From left to right: CC image by Halftermeyer, CC image by Halftermeyer, CC image by Marco Verch

What is a Drone?

A drone can be any type of autonomously or remotely guided vehicle, but the term commonly refers to aircraft known as unmanned aerial vehicles (UAVs). Radio control aircraft, such as model airplanes, are also considered UAVs. The distinction between drones and radio control aircraft is not currently well-defined.

Popularity and Future Integration into Airspace

The rapid development of drone technology for the private sector has suddenly launched a new multi-billion dollar industry. The commercial use of these small, next-generation aircraft is expanding exponentially.
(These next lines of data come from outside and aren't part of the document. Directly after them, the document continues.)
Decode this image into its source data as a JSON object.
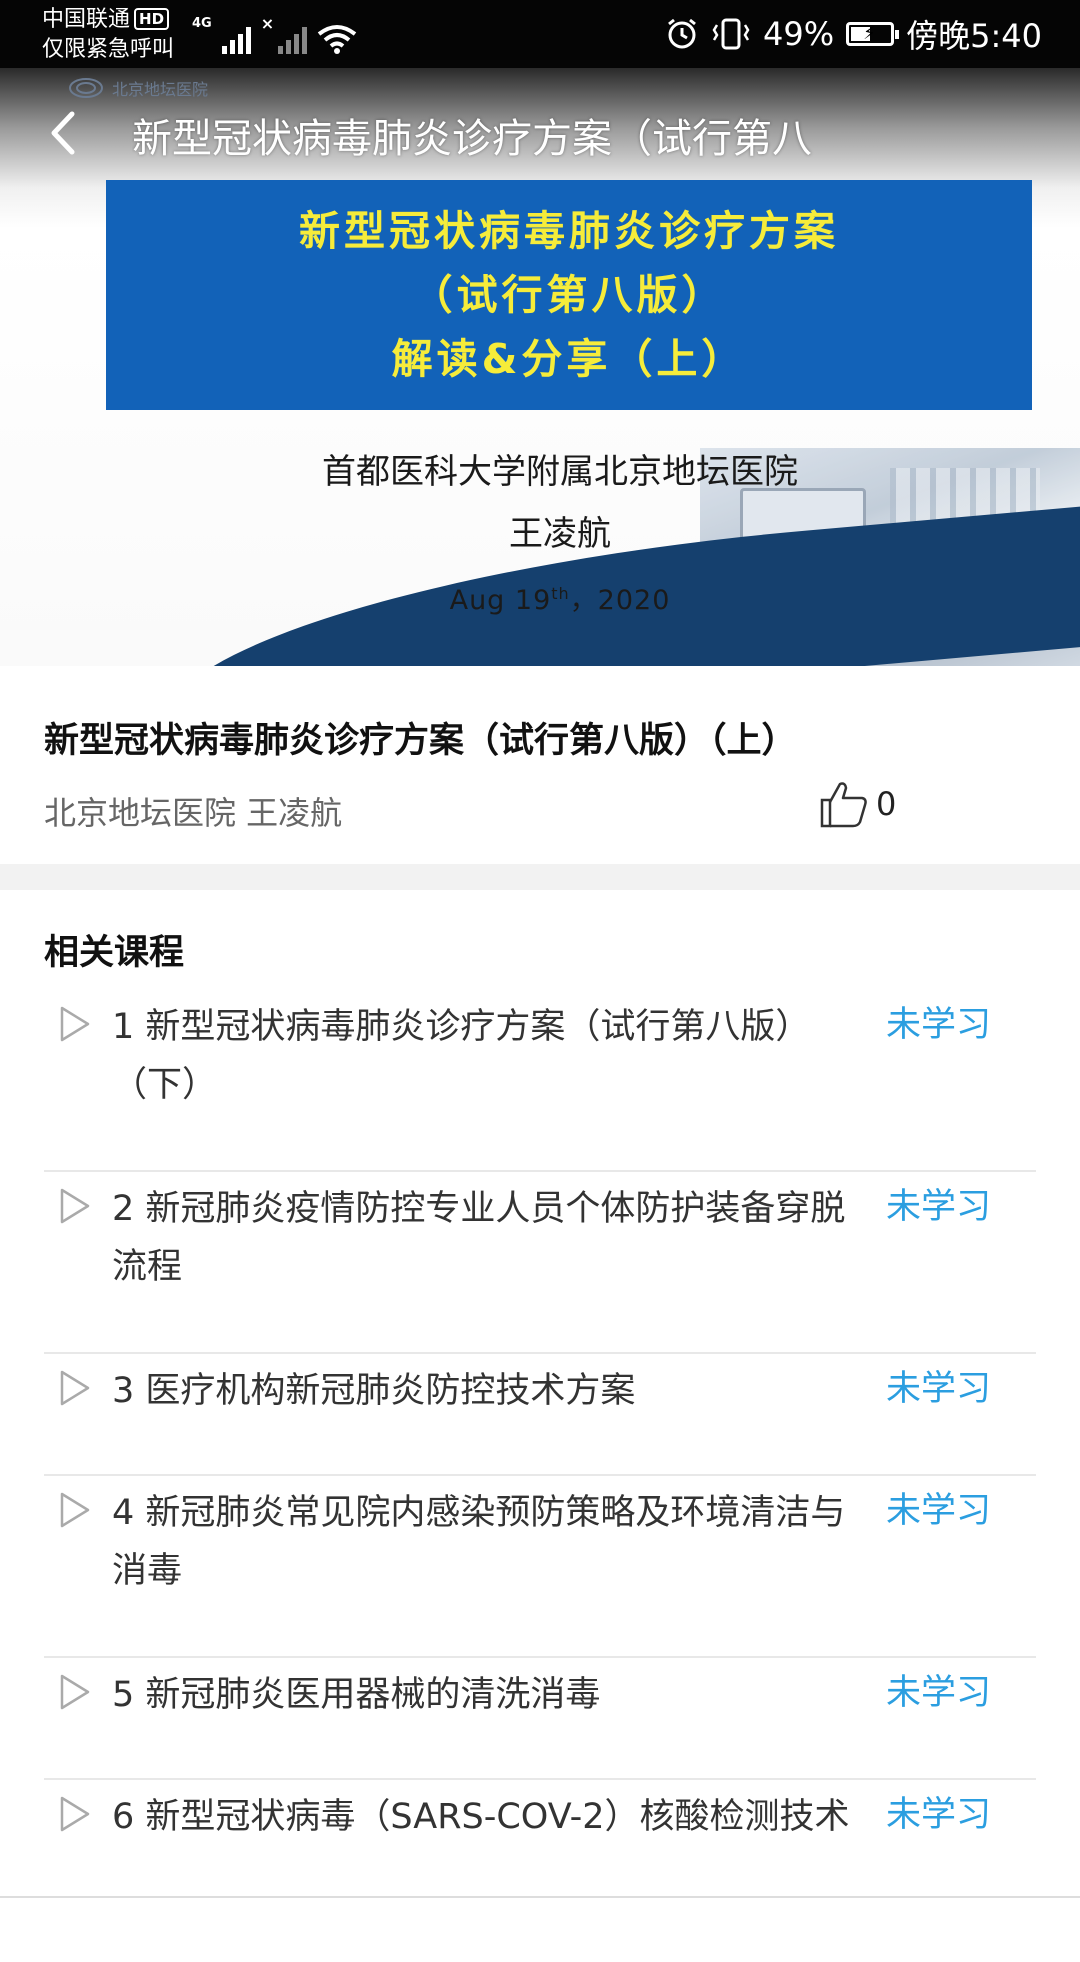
{
  "status_bar": {
    "carrier": "中国联通",
    "hd": "HD",
    "emergency": "仅限紧急呼叫",
    "network": "4G",
    "battery": "49%",
    "battery_level": 0.49,
    "time": "傍晚5:40"
  },
  "hero": {
    "logo_text": "北京地坛医院",
    "nav_title": "新型冠状病毒肺炎诊疗方案（试行第八",
    "banner_lines": [
      "新型冠状病毒肺炎诊疗方案",
      "（试行第八版）",
      "解读&分享（上）"
    ],
    "institution": "首都医科大学附属北京地坛医院",
    "speaker": "王凌航",
    "date_main": "Aug 19",
    "date_sup": "th",
    "date_year": "，2020"
  },
  "course": {
    "title": "新型冠状病毒肺炎诊疗方案（试行第八版）（上）",
    "author": "北京地坛医院 王凌航",
    "likes": "0"
  },
  "related": {
    "heading": "相关课程",
    "items": [
      {
        "text": "1 新型冠状病毒肺炎诊疗方案（试行第八版）（下）",
        "status": "未学习"
      },
      {
        "text": "2 新冠肺炎疫情防控专业人员个体防护装备穿脱流程",
        "status": "未学习"
      },
      {
        "text": "3 医疗机构新冠肺炎防控技术方案",
        "status": "未学习"
      },
      {
        "text": "4 新冠肺炎常见院内感染预防策略及环境清洁与消毒",
        "status": "未学习"
      },
      {
        "text": "5 新冠肺炎医用器械的清洗消毒",
        "status": "未学习"
      },
      {
        "text": "6 新型冠状病毒（SARS-COV-2）核酸检测技术",
        "status": "未学习"
      }
    ]
  },
  "colors": {
    "banner_blue": "#1262b8",
    "banner_text_yellow": "#f6ec3a",
    "status_link_blue": "#2b9ee0"
  }
}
The FAA has approved commercial drone operations in such areas as agriculture, land surveying, filmmaking, security, and delivery of goods.

Local, State, and Federal Drone Laws

According to the FAA, pilots of unmanned aircraft have the same responsibility to fly safely as manned aircraft pilots. 

Effective December 21, 2015, anyone who owns a small unmanned aircraft of a certain weight must register with the Federal Aviation Administration's Unmanned Aircraft System (UAS) registry before they fly outdoors. 

Before flying, acquaint yourself with federal, state, and local laws governing the recreational use of drones.

Confirm If Drone Accidents are Covered Under Your Policy

Using drones can involve risk to property and life in the event of an accident. Generally, homeowners and renters policies cover liability for an accident caused by your drone, but check with your agent or insurer to verify your policy contains this important coverage. Also check if and how your drone is covered in the event it is lost, stolen, or damaged.

Violation of Privacy Concerns

Using drones also potentially carries the risk of invasion of privacy and the unauthorized collection of data. Insurers are developing policies to cover these liability exposures. Keep in touch with your insurer to make sure your use remains covered. Keep in mind that insurance companies will not cover an intentional violation.

If You’re Involved in an Accident

Rules for drones are being developed as UAVs become integrated into our airspace. Insurance companies will follow the developments regarding drone regulations. As regulations become clearer and more complete, insurance companies will be better able to meet policyholders' needs. For now, follow the same procedures as you would with your auto or home insurance.

Tips from the FAA on Drone Use

  • Keep current with local, state, and federal laws regarding drones.
  • Fly under 400 feet.
  • Do not fly within 5 miles of an airport without first obtaining clearance from the airport control tower.
  • Do not fly a drone weighing more than 55 pounds.
  • Avoid flying near people.
  • Keep the drone in sight at all times.